Researchers report that stem cells have reversed bladder leakage in mice, and that the discovery could pave the way for new treatments against urinary incontinence.
The study, conducted at Kyungpook National University in South Korea, found that weakened pelvic-floor muscles in mice were repaired with stem cells made from amniotic fluid. The stem cells also kept the condition from recurring, even though the cells disappeared after 14 days in the body.
Urinary incontinence will affect one out of every three women after age 40. Although men may also have the condition, the frequency is much lower.
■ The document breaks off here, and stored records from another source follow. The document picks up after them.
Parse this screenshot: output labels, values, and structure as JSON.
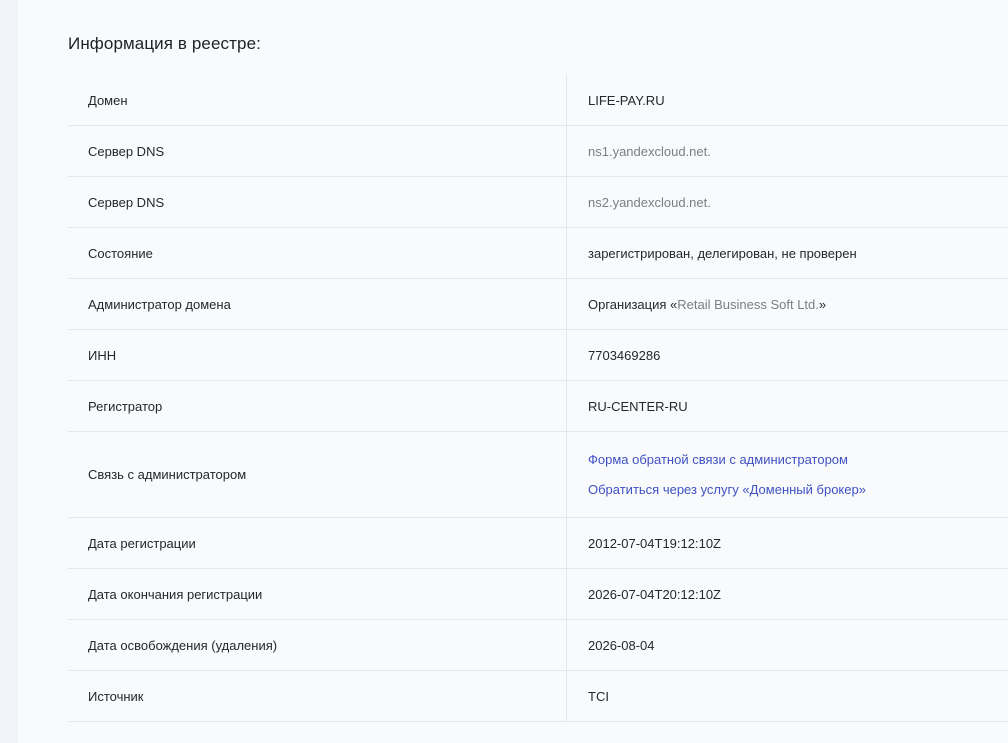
{
  "section": {
    "title": "Информация в реестре:"
  },
  "rows": {
    "domain": {
      "label": "Домен",
      "value": "LIFE-PAY.RU"
    },
    "dns1": {
      "label": "Сервер DNS",
      "value": "ns1.yandexcloud.net."
    },
    "dns2": {
      "label": "Сервер DNS",
      "value": "ns2.yandexcloud.net."
    },
    "state": {
      "label": "Состояние",
      "value": "зарегистрирован, делегирован, не проверен"
    },
    "admin": {
      "label": "Администратор домена",
      "prefix": "Организация «",
      "org": "Retail Business Soft Ltd.",
      "suffix": "»"
    },
    "inn": {
      "label": "ИНН",
      "value": "7703469286"
    },
    "registrar": {
      "label": "Регистратор",
      "value": "RU-CENTER-RU"
    },
    "contact": {
      "label": "Связь с администратором",
      "link_feedback": "Форма обратной связи с администратором",
      "link_broker": "Обратиться через услугу «Доменный брокер»"
    },
    "created": {
      "label": "Дата регистрации",
      "value": "2012-07-04T19:12:10Z"
    },
    "expires": {
      "label": "Дата окончания регистрации",
      "value": "2026-07-04T20:12:10Z"
    },
    "release": {
      "label": "Дата освобождения (удаления)",
      "value": "2026-08-04"
    },
    "source": {
      "label": "Источник",
      "value": "TCI"
    }
  },
  "colors": {
    "link": "#3f51c4",
    "muted": "#7a7f86",
    "text": "#25282b",
    "border": "#e3e6ea",
    "background": "#f8fafb"
  }
}
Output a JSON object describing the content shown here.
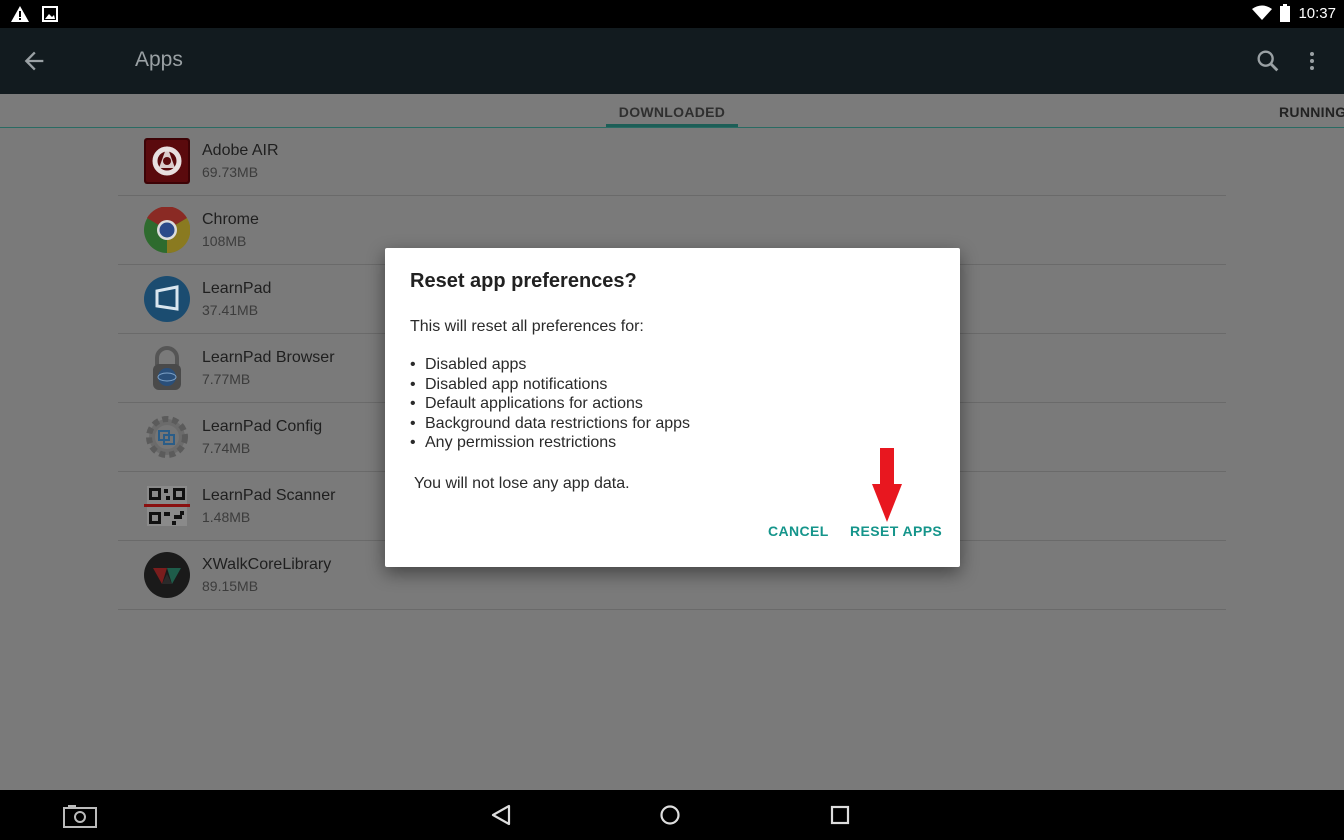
{
  "status_bar": {
    "time": "10:37",
    "icons": [
      "warning-icon",
      "image-icon",
      "wifi-icon",
      "battery-icon"
    ]
  },
  "app_bar": {
    "title": "Apps",
    "icons": [
      "back-arrow-icon",
      "search-icon",
      "more-vert-icon"
    ]
  },
  "tabs": [
    {
      "label": "DOWNLOADED",
      "selected": true
    },
    {
      "label": "RUNNING",
      "selected": false
    }
  ],
  "apps": [
    {
      "name": "Adobe AIR",
      "size": "69.73MB",
      "icon": "adobe-air-icon"
    },
    {
      "name": "Chrome",
      "size": "108MB",
      "icon": "chrome-icon"
    },
    {
      "name": "LearnPad",
      "size": "37.41MB",
      "icon": "learnpad-icon"
    },
    {
      "name": "LearnPad Browser",
      "size": "7.77MB",
      "icon": "learnpad-browser-icon"
    },
    {
      "name": "LearnPad Config",
      "size": "7.74MB",
      "icon": "learnpad-config-icon"
    },
    {
      "name": "LearnPad Scanner",
      "size": "1.48MB",
      "icon": "learnpad-scanner-icon"
    },
    {
      "name": "XWalkCoreLibrary",
      "size": "89.15MB",
      "icon": "xwalk-icon"
    }
  ],
  "dialog": {
    "title": "Reset app preferences?",
    "intro": "This will reset all preferences for:",
    "items": [
      "Disabled apps",
      "Disabled app notifications",
      "Default applications for actions",
      "Background data restrictions for apps",
      "Any permission restrictions"
    ],
    "note": "You will not lose any app data.",
    "cancel_label": "CANCEL",
    "confirm_label": "RESET APPS"
  },
  "colors": {
    "accent": "#15958b",
    "annotation_arrow": "#e8171f"
  },
  "nav_bar": {
    "icons": [
      "screenshot-camera-icon",
      "back-icon",
      "home-icon",
      "recents-icon"
    ]
  }
}
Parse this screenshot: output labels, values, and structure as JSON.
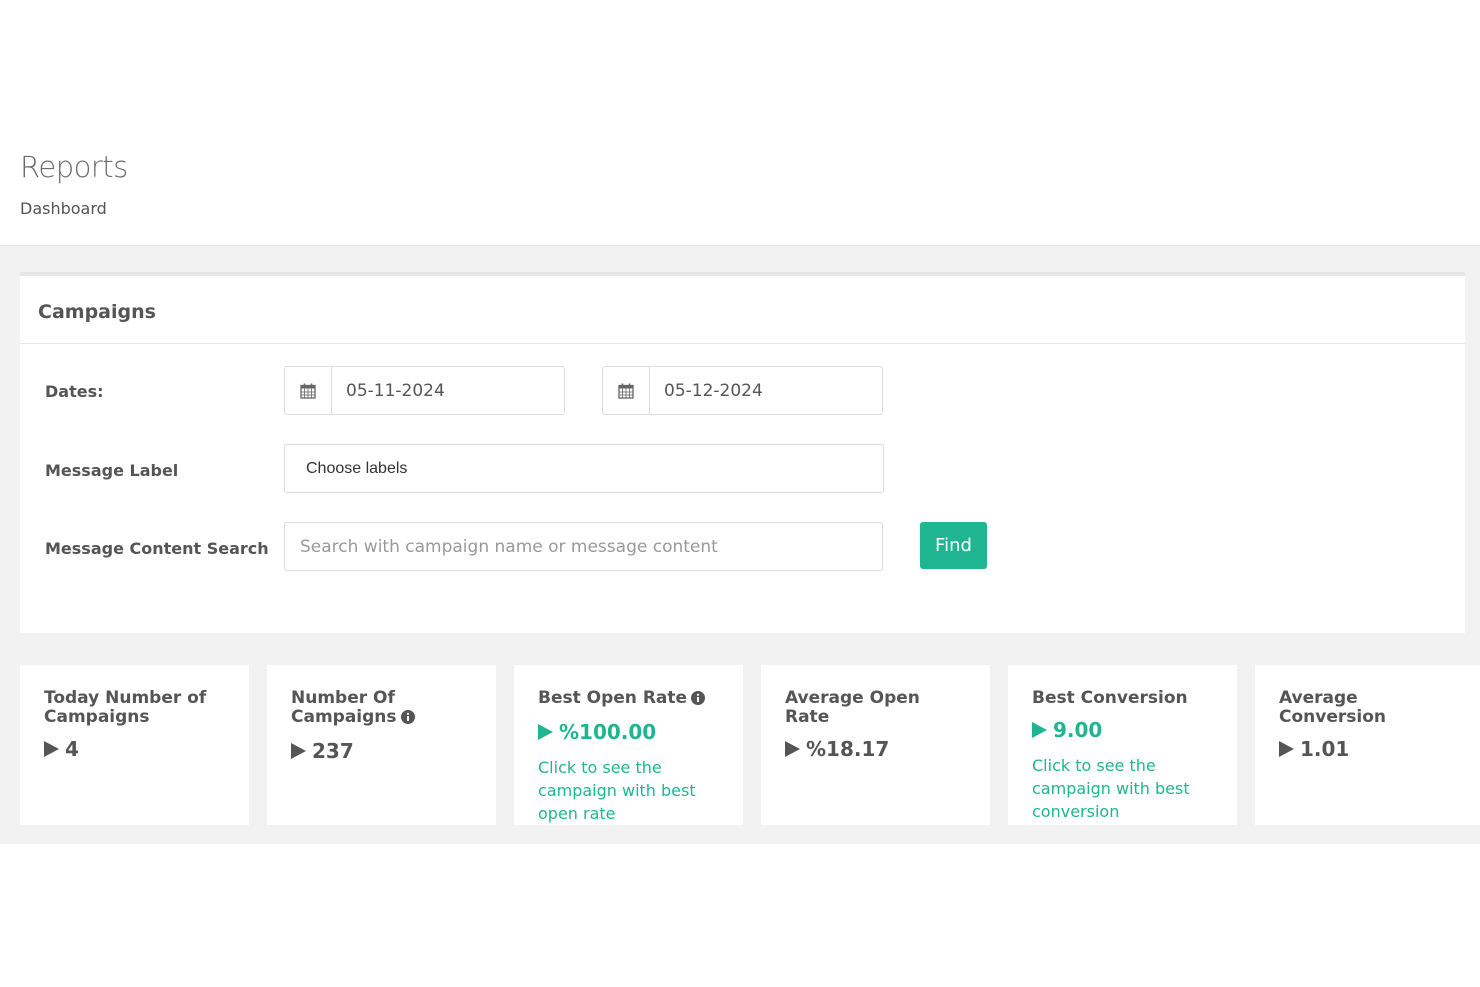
{
  "header": {
    "title": "Reports",
    "subtitle": "Dashboard"
  },
  "campaigns_panel": {
    "title": "Campaigns",
    "dates_label": "Dates:",
    "start_date": "05-11-2024",
    "end_date": "05-12-2024",
    "message_label_label": "Message Label",
    "labels_select_value": "Choose labels",
    "content_search_label": "Message Content Search",
    "search_placeholder": "Search with campaign name or message content",
    "find_button": "Find"
  },
  "stats": [
    {
      "title": "Today Number of Campaigns",
      "value": "4",
      "has_info_icon": false,
      "highlight": false,
      "link": ""
    },
    {
      "title": "Number Of Campaigns",
      "value": "237",
      "has_info_icon": true,
      "highlight": false,
      "link": ""
    },
    {
      "title": "Best Open Rate",
      "value": "%100.00",
      "has_info_icon": true,
      "highlight": true,
      "link": "Click to see the campaign with best open rate"
    },
    {
      "title": "Average Open Rate",
      "value": "%18.17",
      "has_info_icon": false,
      "highlight": false,
      "link": ""
    },
    {
      "title": "Best Conversion",
      "value": "9.00",
      "has_info_icon": false,
      "highlight": true,
      "link": "Click to see the campaign with best conversion"
    },
    {
      "title": "Average Conversion",
      "value": "1.01",
      "has_info_icon": false,
      "highlight": false,
      "link": ""
    }
  ],
  "colors": {
    "accent": "#1fb591",
    "text": "#555555",
    "background": "#f2f2f2"
  },
  "icons": {
    "date_addon": "calendar-icon",
    "info": "info-circle-icon",
    "value_marker": "caret-right-icon"
  }
}
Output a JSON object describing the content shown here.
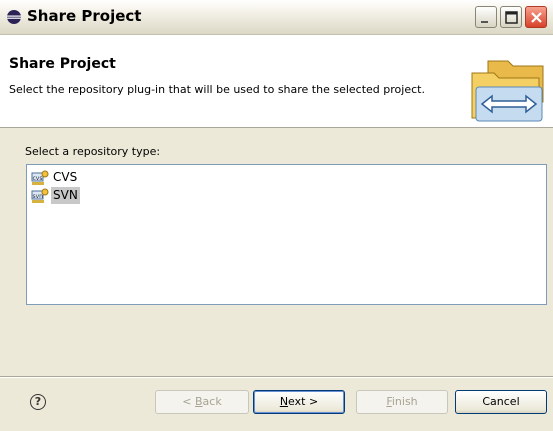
{
  "window": {
    "title": "Share Project"
  },
  "header": {
    "title": "Share Project",
    "description": "Select the repository plug-in that will be used to share the selected project."
  },
  "content": {
    "select_label": "Select a repository type:",
    "repository_types": [
      {
        "label": "CVS",
        "icon": "cvs-repository-icon",
        "selected": false
      },
      {
        "label": "SVN",
        "icon": "svn-repository-icon",
        "selected": true
      }
    ]
  },
  "buttons": {
    "help": "?",
    "back": {
      "prefix": "< ",
      "mnemonic": "B",
      "rest": "ack",
      "enabled": false
    },
    "next": {
      "mnemonic": "N",
      "rest": "ext >",
      "enabled": true
    },
    "finish": {
      "mnemonic": "F",
      "rest": "inish",
      "enabled": false
    },
    "cancel": "Cancel"
  },
  "colors": {
    "selection": "#c8c8c8",
    "dialog_bg": "#ece9d8",
    "list_border": "#7f9db9"
  }
}
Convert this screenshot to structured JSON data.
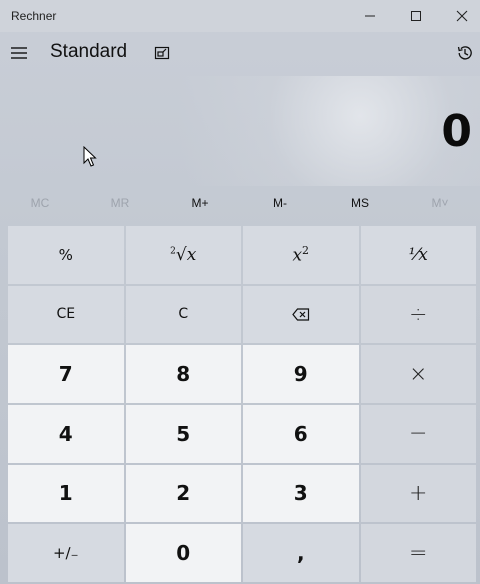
{
  "window": {
    "title": "Rechner",
    "minimize_icon": "minimize-icon",
    "maximize_icon": "maximize-icon",
    "close_icon": "close-icon"
  },
  "header": {
    "menu_icon": "hamburger-icon",
    "mode": "Standard",
    "keep_on_top_icon": "keep-on-top-icon",
    "history_icon": "history-icon"
  },
  "display": {
    "value": "0"
  },
  "memory": [
    {
      "label": "MC",
      "enabled": false
    },
    {
      "label": "MR",
      "enabled": false
    },
    {
      "label": "M+",
      "enabled": true
    },
    {
      "label": "M-",
      "enabled": true
    },
    {
      "label": "MS",
      "enabled": true
    },
    {
      "label": "M˅",
      "enabled": false
    }
  ],
  "keys": {
    "percent": "%",
    "sqrt_index": "2",
    "sqrt": "√x",
    "square": "x",
    "square_exp": "2",
    "reciprocal": "⅟x",
    "ce": "CE",
    "c": "C",
    "backspace_icon": "backspace-icon",
    "divide": "÷",
    "seven": "7",
    "eight": "8",
    "nine": "9",
    "multiply": "×",
    "four": "4",
    "five": "5",
    "six": "6",
    "minus": "−",
    "one": "1",
    "two": "2",
    "three": "3",
    "plus": "+",
    "negate": "+∕₋",
    "zero": "0",
    "decimal": ",",
    "equals": "="
  },
  "colors": {
    "number_key_bg": "#f2f3f5",
    "function_key_bg": "#d6dae1",
    "background": "#c3c9d2"
  }
}
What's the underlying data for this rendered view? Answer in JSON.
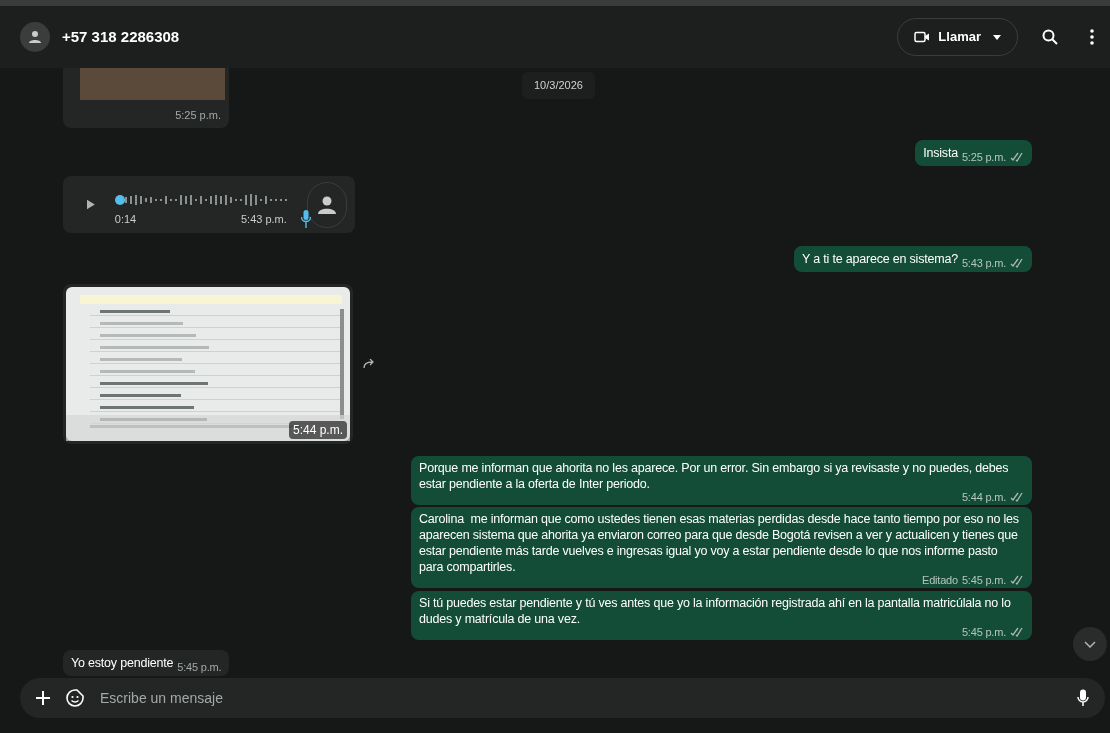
{
  "header": {
    "contact": "+57 318 2286308",
    "call_button": "Llamar"
  },
  "date_chip": "10/3/2026",
  "messages": [
    {
      "kind": "image",
      "outgoing": false,
      "time": "5:25 p.m."
    },
    {
      "kind": "text",
      "outgoing": true,
      "text": "Insista",
      "time": "5:25 p.m.",
      "read": false
    },
    {
      "kind": "voice",
      "outgoing": false,
      "duration": "0:14",
      "time": "5:43 p.m."
    },
    {
      "kind": "text",
      "outgoing": true,
      "text": "Y a ti te aparece en sistema?",
      "time": "5:43 p.m.",
      "read": false
    },
    {
      "kind": "screenshot",
      "outgoing": false,
      "time": "5:44 p.m.",
      "forward": true
    },
    {
      "kind": "text",
      "outgoing": true,
      "text": "Porque me informan que ahorita no les aparece. Por un error. Sin embargo si ya revisaste y no puedes, debes estar pendiente a la oferta de Inter periodo.",
      "time": "5:44 p.m.",
      "read": false
    },
    {
      "kind": "text",
      "outgoing": true,
      "text": "Carolina  me informan que como ustedes tienen esas materias perdidas desde hace tanto tiempo por eso no les aparecen sistema que ahorita ya enviaron correo para que desde Bogotá revisen a ver y actualicen y tienes que estar pendiente más tarde vuelves e ingresas igual yo voy a estar pendiente desde lo que nos informe pasto para compartirles.",
      "edited": "Editado",
      "time": "5:45 p.m.",
      "read": false
    },
    {
      "kind": "text",
      "outgoing": true,
      "text": "Si tú puedes estar pendiente y tú ves antes que yo la información registrada ahí en la pantalla matricúlala no lo dudes y matrícula de una vez.",
      "time": "5:45 p.m.",
      "read": false
    },
    {
      "kind": "text",
      "outgoing": false,
      "text": "Yo estoy pendiente",
      "time": "5:45 p.m."
    }
  ],
  "composer": {
    "placeholder": "Escribe un mensaje"
  }
}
Treatments for urinary incontinence include surgery, lifestyle changes like weight loss, and exercises to strengthen pelvic muscles.
Previously, stem cell therapy has been suggested as a possibility for treating urinary incontinence, but the only way to gather the cells was through invasive procedures. Collecting stem cells from amniotic fluid is easier during a routine procedure of amniocentesis.
"These stem cells ... have the ability to become muscle cells when grown under the right conditions," study leaders James Yoo and Tae Gyun Kwon said in a statement.
Testing on people, though, is needed to back up the researchers’ findings.
The study was published in the journal “BMC Medicine.”